_Dataset_.
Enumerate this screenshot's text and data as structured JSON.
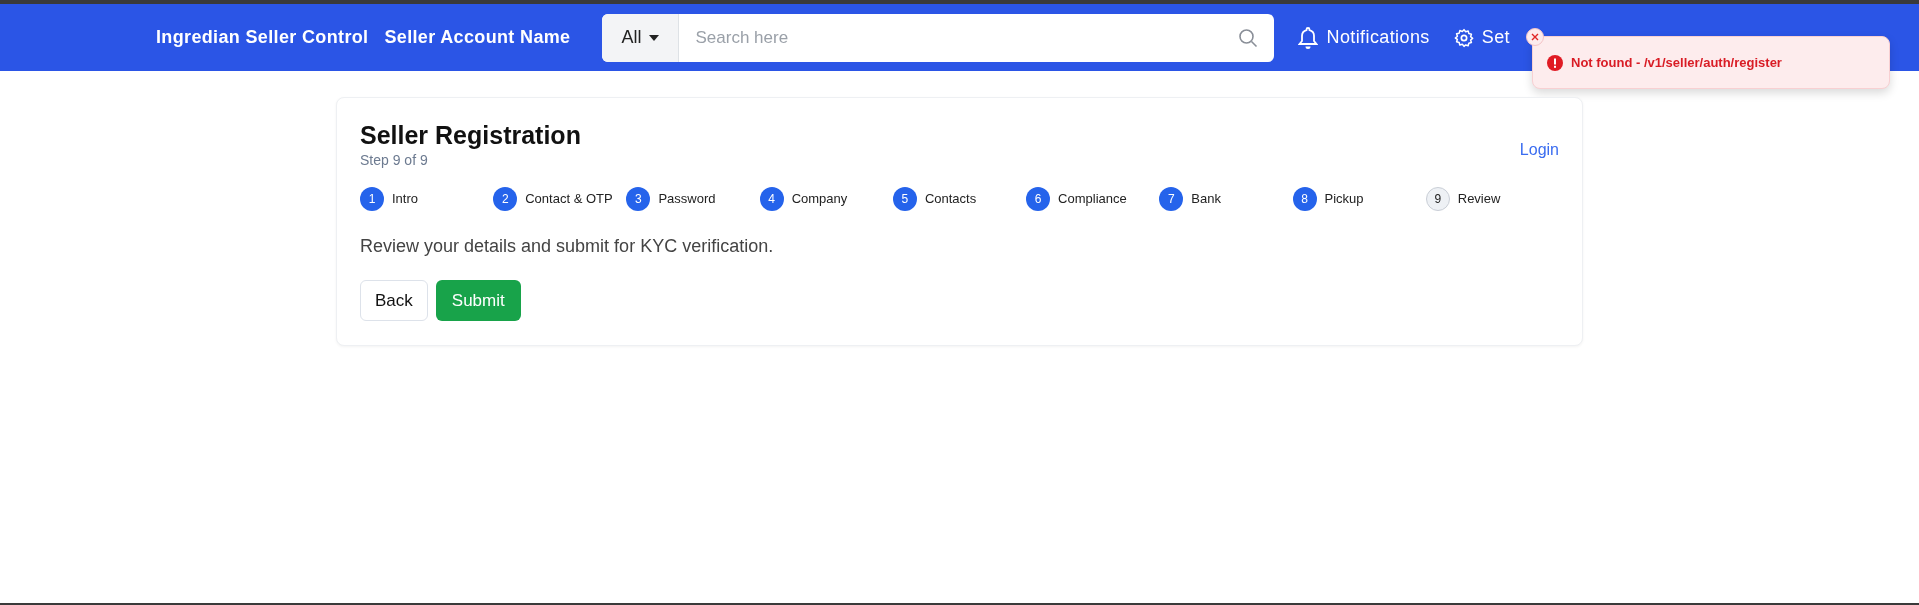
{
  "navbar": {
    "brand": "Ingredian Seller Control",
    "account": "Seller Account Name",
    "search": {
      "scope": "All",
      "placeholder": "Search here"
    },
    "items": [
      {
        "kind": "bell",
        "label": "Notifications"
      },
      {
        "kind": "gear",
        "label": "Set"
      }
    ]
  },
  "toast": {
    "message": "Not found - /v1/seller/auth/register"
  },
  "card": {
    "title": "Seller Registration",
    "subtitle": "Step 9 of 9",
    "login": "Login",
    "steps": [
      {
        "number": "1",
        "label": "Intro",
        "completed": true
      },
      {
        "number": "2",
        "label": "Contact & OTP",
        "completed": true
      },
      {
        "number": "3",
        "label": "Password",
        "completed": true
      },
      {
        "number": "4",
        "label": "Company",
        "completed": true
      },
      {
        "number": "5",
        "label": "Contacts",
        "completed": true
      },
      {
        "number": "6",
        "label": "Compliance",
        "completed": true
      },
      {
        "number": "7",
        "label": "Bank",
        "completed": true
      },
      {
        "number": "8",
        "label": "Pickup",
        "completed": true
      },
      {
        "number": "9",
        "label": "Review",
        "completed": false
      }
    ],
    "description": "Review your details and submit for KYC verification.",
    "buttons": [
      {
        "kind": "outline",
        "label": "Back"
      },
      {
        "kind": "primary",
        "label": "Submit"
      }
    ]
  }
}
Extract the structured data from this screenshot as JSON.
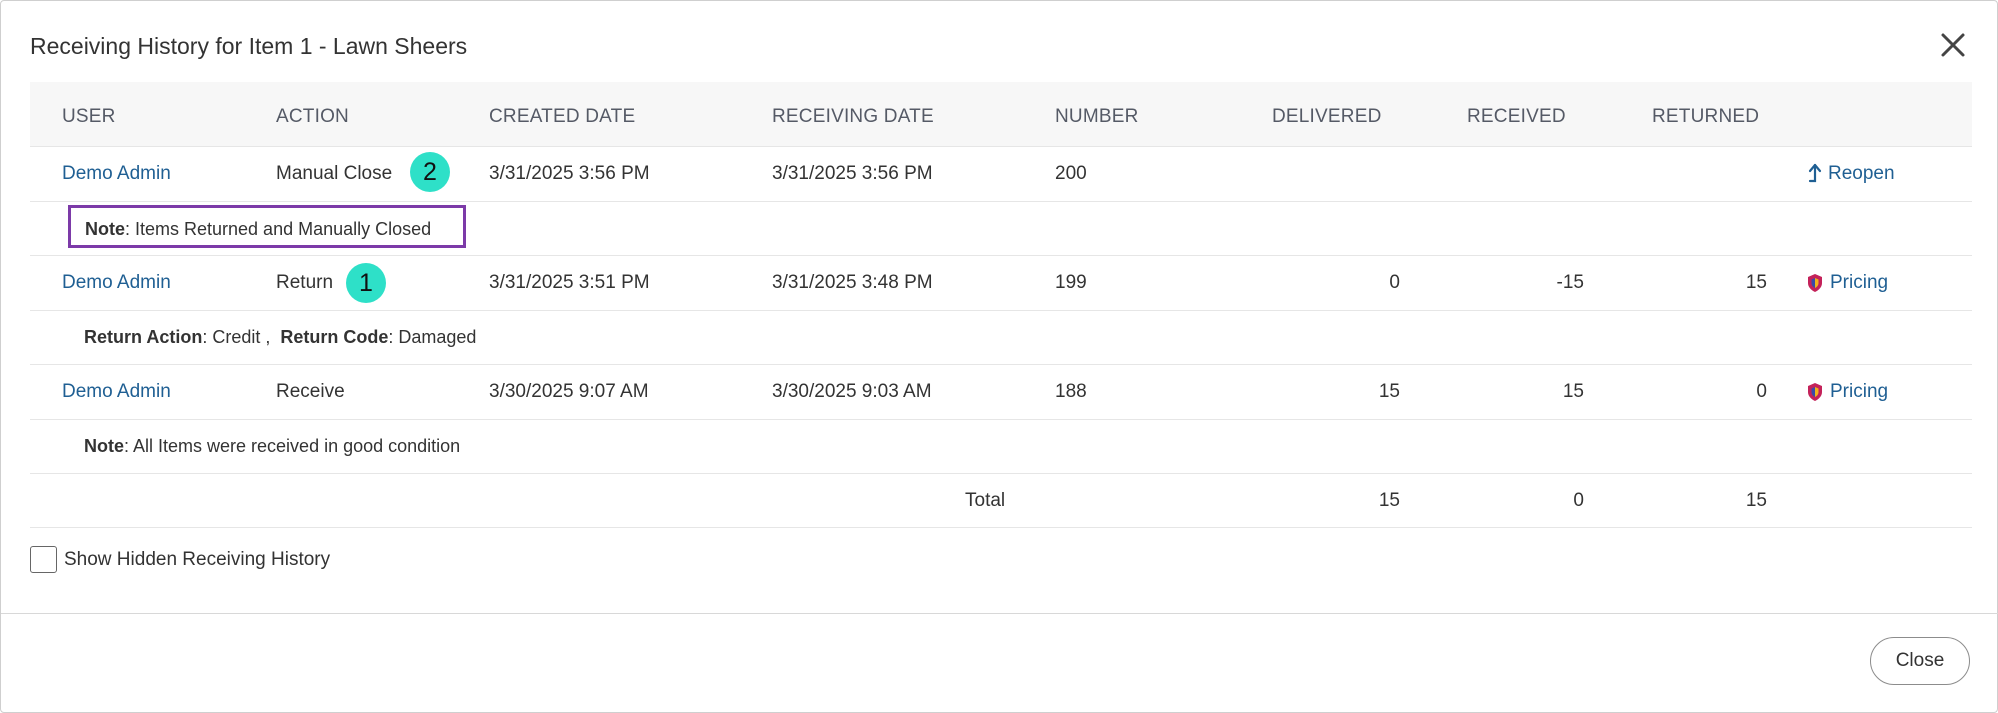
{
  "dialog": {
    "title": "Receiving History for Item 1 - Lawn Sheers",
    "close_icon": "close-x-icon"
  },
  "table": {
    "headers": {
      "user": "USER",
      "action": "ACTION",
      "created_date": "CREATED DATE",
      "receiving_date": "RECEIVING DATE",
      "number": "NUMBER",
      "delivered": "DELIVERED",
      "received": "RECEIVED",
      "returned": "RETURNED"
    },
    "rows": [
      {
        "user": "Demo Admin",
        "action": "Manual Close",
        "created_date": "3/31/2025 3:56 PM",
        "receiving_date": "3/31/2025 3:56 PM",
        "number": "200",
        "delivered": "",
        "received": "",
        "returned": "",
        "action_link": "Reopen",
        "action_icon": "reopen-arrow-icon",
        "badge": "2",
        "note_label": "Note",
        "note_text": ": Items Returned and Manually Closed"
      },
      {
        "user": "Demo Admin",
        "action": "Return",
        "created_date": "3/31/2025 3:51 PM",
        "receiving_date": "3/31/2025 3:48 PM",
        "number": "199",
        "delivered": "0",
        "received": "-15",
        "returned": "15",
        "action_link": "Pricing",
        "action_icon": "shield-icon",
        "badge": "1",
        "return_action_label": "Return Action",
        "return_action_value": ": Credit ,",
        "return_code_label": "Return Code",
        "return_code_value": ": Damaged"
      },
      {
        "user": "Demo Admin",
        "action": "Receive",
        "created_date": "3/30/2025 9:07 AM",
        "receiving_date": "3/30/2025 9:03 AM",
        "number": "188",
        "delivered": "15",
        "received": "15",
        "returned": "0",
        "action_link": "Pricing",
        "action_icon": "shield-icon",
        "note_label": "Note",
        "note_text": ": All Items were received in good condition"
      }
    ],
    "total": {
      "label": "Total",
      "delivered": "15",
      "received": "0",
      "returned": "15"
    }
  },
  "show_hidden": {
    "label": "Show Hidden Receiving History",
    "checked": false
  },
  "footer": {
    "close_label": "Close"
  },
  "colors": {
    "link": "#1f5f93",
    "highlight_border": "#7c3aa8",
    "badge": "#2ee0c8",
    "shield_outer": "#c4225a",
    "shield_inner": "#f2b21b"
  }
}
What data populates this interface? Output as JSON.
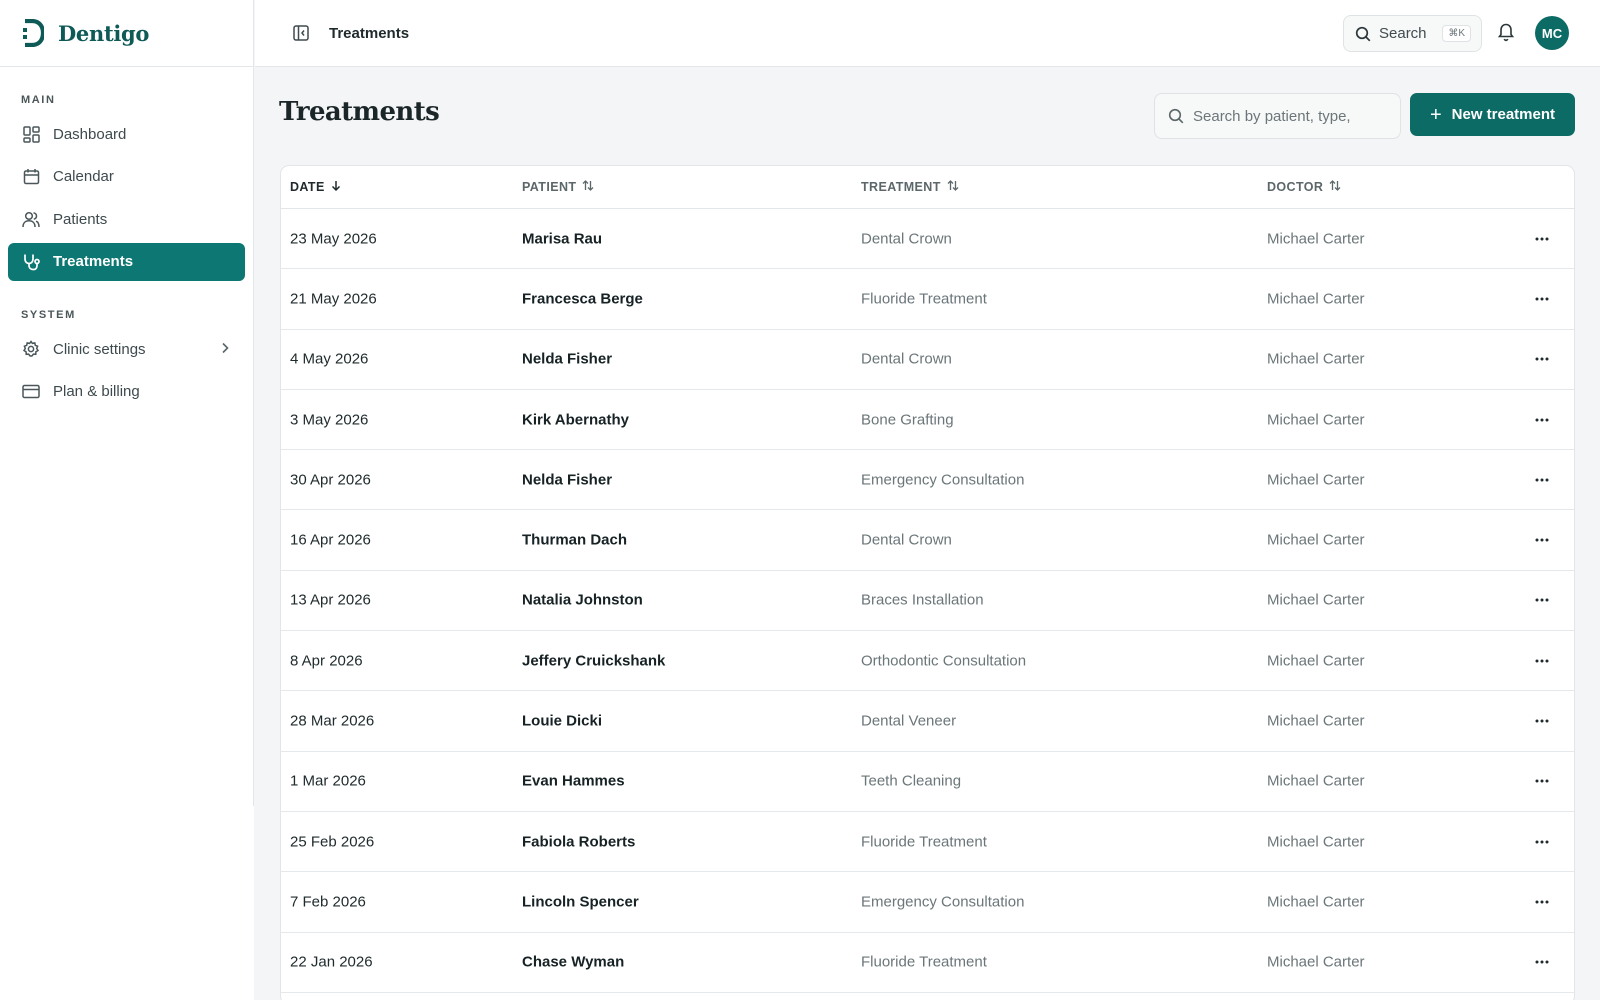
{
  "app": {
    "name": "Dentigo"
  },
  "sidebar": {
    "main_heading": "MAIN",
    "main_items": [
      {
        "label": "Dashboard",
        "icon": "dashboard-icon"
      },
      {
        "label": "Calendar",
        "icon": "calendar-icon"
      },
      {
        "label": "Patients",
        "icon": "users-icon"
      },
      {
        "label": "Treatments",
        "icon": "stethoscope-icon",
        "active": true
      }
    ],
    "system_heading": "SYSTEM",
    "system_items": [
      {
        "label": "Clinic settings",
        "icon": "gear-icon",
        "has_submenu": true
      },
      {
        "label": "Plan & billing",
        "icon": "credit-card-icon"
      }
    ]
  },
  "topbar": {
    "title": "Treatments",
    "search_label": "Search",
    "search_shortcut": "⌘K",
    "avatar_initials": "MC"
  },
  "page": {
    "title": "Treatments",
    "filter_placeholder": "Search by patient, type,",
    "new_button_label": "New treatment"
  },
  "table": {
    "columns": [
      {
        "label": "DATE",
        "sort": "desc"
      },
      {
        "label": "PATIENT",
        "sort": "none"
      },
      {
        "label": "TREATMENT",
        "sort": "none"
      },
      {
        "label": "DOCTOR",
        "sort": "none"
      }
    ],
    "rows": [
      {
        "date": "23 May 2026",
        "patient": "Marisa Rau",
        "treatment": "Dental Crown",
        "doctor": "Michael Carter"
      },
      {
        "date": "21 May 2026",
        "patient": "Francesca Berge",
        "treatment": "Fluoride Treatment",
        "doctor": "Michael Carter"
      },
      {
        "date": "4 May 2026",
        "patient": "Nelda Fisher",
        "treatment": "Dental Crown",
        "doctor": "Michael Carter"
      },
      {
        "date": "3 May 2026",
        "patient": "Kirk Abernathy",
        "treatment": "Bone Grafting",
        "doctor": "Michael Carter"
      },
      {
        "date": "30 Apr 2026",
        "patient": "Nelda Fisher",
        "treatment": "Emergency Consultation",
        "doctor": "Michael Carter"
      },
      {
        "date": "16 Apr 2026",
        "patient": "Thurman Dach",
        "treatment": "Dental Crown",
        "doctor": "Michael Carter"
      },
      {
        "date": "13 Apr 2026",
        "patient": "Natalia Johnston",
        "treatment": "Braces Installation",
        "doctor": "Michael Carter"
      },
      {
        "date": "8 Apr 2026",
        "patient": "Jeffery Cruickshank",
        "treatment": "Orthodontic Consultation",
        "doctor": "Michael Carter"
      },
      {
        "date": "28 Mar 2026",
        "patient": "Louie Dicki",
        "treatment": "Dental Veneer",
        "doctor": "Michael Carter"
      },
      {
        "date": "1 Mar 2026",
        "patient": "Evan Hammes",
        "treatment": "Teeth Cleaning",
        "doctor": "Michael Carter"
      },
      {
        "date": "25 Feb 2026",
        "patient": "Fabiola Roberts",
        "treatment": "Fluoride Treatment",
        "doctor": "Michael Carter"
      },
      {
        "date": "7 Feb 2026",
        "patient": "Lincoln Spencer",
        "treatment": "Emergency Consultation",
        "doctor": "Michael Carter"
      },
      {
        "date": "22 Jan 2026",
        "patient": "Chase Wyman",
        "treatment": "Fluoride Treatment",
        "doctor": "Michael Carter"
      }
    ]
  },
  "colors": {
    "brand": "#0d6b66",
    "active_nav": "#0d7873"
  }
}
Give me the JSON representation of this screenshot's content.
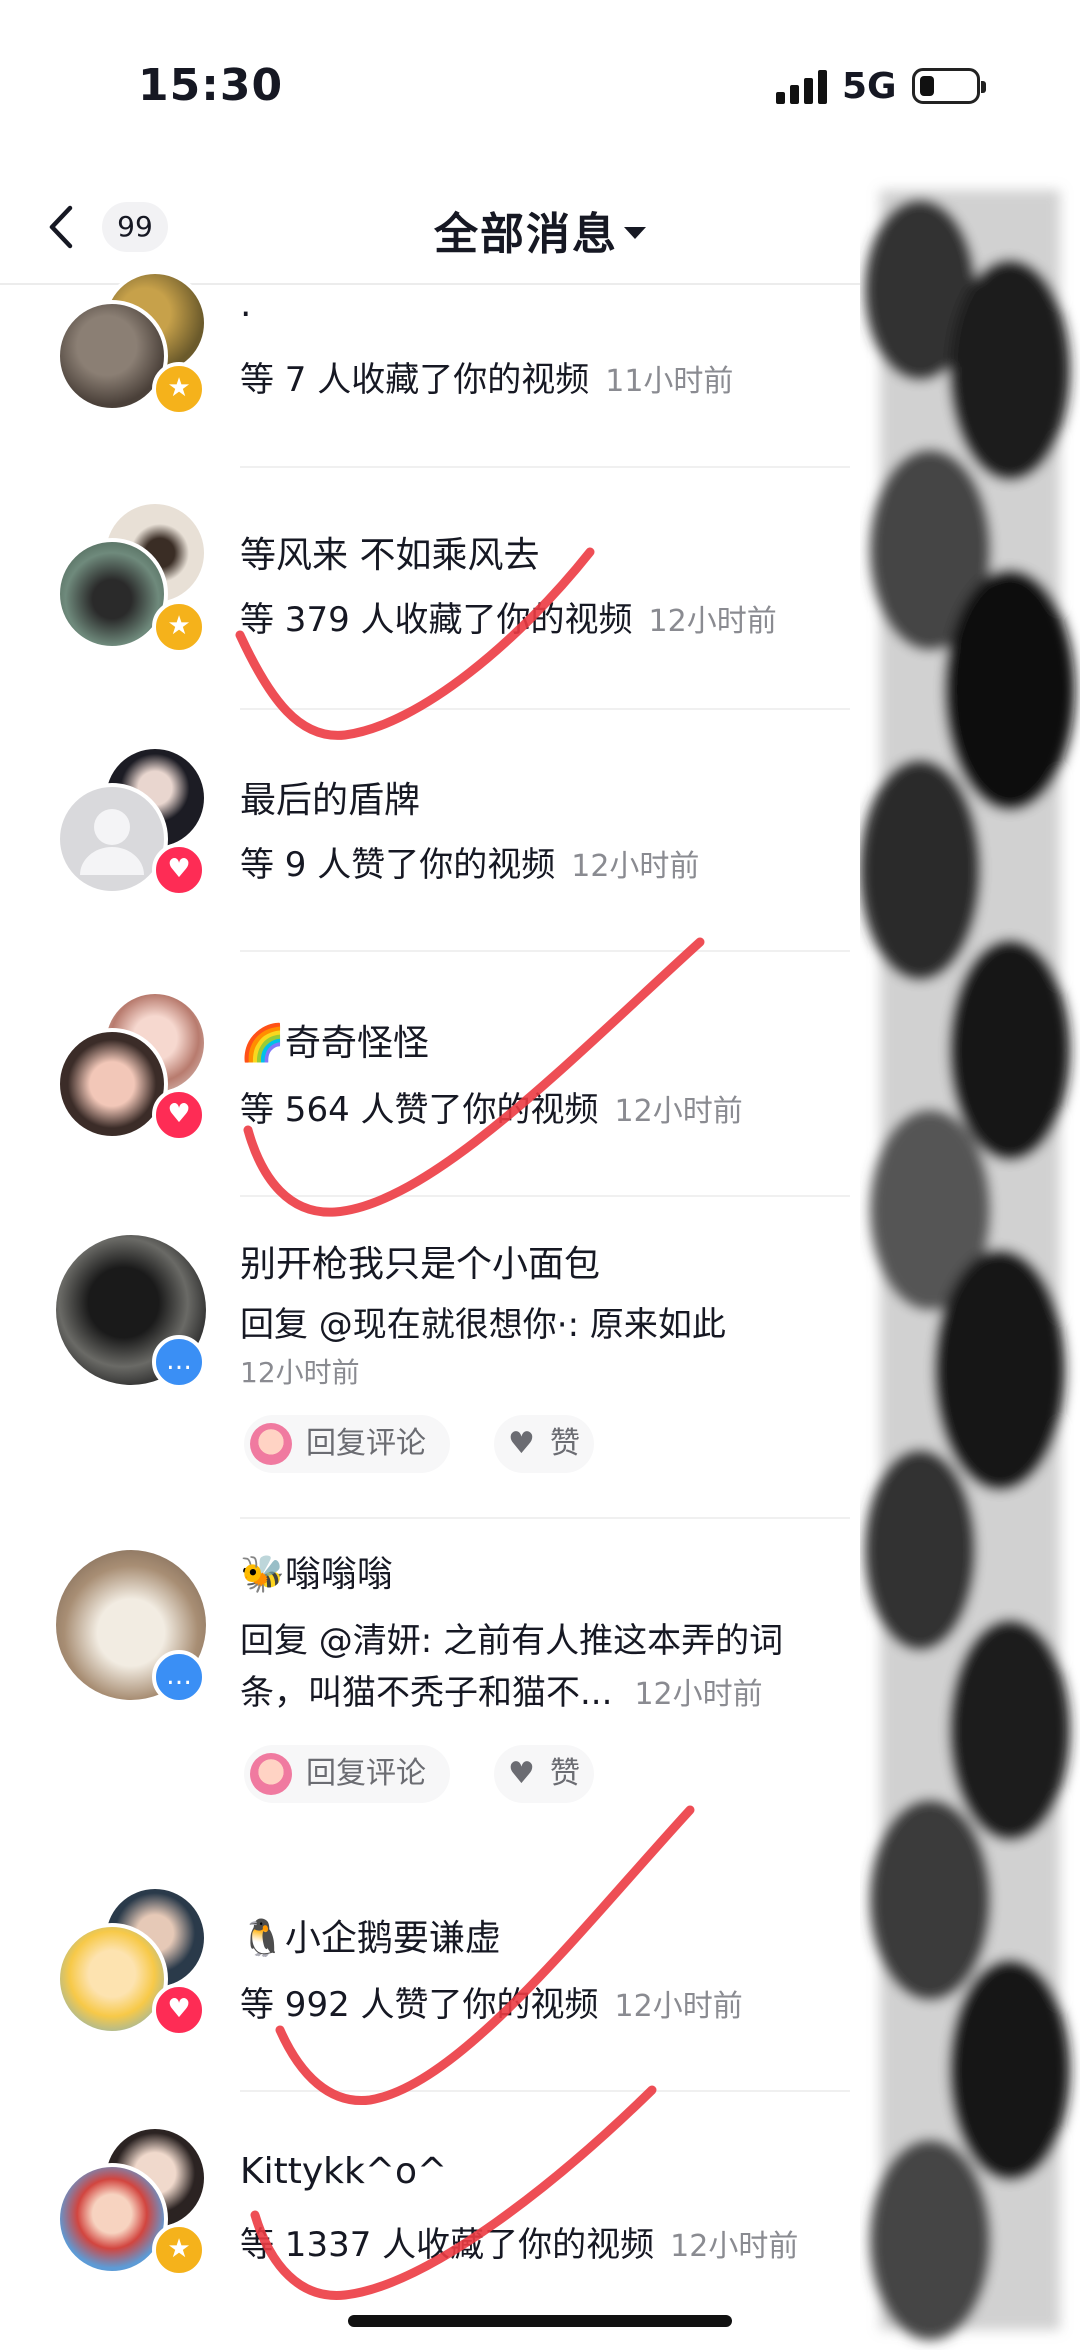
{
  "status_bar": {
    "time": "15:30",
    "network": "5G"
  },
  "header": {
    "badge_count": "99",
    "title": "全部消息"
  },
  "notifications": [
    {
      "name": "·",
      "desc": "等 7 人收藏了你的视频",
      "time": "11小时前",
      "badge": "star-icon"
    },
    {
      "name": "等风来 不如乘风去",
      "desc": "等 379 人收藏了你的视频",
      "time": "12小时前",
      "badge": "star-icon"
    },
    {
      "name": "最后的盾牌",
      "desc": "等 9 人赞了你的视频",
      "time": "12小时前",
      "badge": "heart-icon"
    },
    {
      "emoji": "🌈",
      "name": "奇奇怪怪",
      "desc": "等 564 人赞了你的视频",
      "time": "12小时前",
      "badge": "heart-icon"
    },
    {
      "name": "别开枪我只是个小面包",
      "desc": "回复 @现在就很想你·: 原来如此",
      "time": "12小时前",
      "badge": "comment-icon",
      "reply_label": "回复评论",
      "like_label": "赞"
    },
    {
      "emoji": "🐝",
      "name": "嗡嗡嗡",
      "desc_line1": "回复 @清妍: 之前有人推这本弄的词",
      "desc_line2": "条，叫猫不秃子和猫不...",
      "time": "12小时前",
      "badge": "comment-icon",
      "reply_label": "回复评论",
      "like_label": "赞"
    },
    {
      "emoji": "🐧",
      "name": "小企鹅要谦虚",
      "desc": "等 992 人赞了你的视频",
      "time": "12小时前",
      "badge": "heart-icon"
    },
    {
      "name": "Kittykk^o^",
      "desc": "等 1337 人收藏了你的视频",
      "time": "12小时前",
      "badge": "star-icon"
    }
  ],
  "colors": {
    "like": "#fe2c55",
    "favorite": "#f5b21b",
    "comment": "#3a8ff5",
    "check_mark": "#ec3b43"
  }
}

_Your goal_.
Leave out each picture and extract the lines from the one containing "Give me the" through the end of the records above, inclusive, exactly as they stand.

_Solution for this problem_.
Give me the JSON representation of this screenshot's content.
{
  "status_bar": {
    "time": "15:30",
    "network": "5G"
  },
  "header": {
    "badge_count": "99",
    "title": "全部消息"
  },
  "notifications": [
    {
      "name": "·",
      "desc": "等 7 人收藏了你的视频",
      "time": "11小时前",
      "badge": "star-icon"
    },
    {
      "name": "等风来 不如乘风去",
      "desc": "等 379 人收藏了你的视频",
      "time": "12小时前",
      "badge": "star-icon"
    },
    {
      "name": "最后的盾牌",
      "desc": "等 9 人赞了你的视频",
      "time": "12小时前",
      "badge": "heart-icon"
    },
    {
      "emoji": "🌈",
      "name": "奇奇怪怪",
      "desc": "等 564 人赞了你的视频",
      "time": "12小时前",
      "badge": "heart-icon"
    },
    {
      "name": "别开枪我只是个小面包",
      "desc": "回复 @现在就很想你·: 原来如此",
      "time": "12小时前",
      "badge": "comment-icon",
      "reply_label": "回复评论",
      "like_label": "赞"
    },
    {
      "emoji": "🐝",
      "name": "嗡嗡嗡",
      "desc_line1": "回复 @清妍: 之前有人推这本弄的词",
      "desc_line2": "条，叫猫不秃子和猫不...",
      "time": "12小时前",
      "badge": "comment-icon",
      "reply_label": "回复评论",
      "like_label": "赞"
    },
    {
      "emoji": "🐧",
      "name": "小企鹅要谦虚",
      "desc": "等 992 人赞了你的视频",
      "time": "12小时前",
      "badge": "heart-icon"
    },
    {
      "name": "Kittykk^o^",
      "desc": "等 1337 人收藏了你的视频",
      "time": "12小时前",
      "badge": "star-icon"
    }
  ],
  "colors": {
    "like": "#fe2c55",
    "favorite": "#f5b21b",
    "comment": "#3a8ff5",
    "check_mark": "#ec3b43"
  }
}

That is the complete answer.